#### BRIEF:
Below are the records. List every line holding the word "entries".

______

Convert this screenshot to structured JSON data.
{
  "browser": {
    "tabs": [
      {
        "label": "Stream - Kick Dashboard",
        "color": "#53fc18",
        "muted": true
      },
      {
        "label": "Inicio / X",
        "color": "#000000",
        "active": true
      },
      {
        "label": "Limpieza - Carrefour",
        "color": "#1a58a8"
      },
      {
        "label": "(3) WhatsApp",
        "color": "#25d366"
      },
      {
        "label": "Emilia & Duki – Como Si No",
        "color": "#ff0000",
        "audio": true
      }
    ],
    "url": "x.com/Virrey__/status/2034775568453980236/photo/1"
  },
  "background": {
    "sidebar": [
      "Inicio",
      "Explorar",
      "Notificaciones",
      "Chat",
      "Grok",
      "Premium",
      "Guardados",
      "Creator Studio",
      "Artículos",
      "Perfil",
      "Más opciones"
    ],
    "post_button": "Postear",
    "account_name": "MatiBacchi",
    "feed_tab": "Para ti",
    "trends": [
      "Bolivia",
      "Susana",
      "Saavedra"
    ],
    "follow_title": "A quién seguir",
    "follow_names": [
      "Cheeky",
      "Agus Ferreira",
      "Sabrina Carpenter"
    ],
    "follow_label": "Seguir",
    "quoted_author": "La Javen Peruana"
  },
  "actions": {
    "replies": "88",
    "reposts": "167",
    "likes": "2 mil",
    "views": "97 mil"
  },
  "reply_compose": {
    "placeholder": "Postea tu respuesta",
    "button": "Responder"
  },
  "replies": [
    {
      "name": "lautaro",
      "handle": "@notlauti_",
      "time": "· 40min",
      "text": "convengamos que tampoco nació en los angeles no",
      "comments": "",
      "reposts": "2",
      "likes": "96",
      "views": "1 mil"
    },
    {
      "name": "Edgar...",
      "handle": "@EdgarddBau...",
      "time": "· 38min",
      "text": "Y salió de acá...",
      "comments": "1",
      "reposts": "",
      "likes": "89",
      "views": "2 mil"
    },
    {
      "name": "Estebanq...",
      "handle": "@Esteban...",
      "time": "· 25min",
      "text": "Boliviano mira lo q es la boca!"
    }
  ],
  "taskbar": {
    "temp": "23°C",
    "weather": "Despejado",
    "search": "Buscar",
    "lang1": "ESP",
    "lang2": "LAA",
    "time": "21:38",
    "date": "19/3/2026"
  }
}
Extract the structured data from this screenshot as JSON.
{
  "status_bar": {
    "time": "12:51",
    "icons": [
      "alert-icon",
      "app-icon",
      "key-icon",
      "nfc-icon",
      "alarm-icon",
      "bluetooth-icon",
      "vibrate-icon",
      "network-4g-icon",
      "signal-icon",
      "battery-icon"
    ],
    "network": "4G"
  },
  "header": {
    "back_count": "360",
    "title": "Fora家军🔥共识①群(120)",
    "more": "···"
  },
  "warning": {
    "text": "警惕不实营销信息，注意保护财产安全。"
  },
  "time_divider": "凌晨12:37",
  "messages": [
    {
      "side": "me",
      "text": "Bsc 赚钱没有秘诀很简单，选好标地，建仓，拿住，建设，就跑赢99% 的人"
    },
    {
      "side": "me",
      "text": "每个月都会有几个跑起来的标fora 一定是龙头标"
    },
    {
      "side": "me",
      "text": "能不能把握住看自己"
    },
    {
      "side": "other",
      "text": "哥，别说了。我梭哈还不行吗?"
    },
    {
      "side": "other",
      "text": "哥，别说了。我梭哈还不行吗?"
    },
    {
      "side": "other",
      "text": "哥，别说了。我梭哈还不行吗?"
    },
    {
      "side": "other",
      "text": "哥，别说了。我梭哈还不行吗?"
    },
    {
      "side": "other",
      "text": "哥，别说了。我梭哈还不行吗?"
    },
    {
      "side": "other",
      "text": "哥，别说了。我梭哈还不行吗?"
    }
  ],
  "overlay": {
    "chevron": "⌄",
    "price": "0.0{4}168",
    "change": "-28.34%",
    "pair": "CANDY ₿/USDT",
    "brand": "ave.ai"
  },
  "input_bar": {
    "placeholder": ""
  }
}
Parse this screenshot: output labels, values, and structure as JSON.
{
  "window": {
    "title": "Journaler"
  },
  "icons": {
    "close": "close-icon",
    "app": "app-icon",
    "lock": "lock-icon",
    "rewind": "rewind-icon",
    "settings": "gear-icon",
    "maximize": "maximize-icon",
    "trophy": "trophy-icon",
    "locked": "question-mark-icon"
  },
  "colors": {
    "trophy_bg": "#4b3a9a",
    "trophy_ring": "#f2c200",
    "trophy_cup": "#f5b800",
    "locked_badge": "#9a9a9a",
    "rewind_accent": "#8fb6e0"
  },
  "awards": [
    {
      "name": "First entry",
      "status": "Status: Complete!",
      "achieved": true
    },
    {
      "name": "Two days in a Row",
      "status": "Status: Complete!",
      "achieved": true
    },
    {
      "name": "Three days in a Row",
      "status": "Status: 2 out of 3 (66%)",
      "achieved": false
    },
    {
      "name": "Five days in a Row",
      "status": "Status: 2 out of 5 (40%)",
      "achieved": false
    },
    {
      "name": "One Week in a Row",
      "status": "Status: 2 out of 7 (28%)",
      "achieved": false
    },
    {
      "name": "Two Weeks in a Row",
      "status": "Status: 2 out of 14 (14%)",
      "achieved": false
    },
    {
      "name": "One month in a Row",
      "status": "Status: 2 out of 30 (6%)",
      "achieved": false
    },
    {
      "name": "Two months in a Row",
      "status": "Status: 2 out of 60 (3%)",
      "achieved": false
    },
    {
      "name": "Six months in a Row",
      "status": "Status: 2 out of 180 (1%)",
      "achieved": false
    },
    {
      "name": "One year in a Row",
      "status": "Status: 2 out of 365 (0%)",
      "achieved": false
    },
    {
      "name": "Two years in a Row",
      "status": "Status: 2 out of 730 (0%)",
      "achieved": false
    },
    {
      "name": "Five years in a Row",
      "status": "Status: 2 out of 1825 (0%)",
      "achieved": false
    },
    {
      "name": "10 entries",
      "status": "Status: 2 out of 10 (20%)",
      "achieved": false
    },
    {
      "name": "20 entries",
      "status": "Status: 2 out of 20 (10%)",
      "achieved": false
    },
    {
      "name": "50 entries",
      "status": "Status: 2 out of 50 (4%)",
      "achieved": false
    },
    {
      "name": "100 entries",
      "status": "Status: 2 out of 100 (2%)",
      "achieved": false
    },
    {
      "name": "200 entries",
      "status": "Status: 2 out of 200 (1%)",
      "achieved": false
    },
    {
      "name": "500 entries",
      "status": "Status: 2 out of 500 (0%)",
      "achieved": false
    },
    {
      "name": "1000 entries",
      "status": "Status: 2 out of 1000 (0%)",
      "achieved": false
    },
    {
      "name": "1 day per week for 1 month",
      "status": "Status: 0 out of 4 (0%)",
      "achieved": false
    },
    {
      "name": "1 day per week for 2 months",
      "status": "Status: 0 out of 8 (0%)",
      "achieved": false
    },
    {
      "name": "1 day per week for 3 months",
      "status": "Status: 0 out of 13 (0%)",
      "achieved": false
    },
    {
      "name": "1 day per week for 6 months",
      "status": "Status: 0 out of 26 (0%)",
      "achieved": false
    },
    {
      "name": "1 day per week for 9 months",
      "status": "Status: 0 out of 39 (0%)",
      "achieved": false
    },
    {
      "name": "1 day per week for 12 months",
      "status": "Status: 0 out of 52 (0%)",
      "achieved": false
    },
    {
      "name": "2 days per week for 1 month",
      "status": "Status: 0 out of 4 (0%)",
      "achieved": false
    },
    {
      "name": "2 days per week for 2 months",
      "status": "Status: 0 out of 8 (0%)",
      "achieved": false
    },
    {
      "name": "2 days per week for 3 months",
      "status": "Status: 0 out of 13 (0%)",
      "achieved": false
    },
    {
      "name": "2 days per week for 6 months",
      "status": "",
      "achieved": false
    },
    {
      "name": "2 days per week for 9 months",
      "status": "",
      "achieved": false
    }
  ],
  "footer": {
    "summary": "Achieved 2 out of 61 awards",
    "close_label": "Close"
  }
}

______

#### EXERCISE RESULT:
      "name": "10 entries",
      "name": "20 entries",
      "name": "50 entries",
      "name": "100 entries",
      "name": "200 entries",
      "name": "500 entries",
      "name": "1000 entries",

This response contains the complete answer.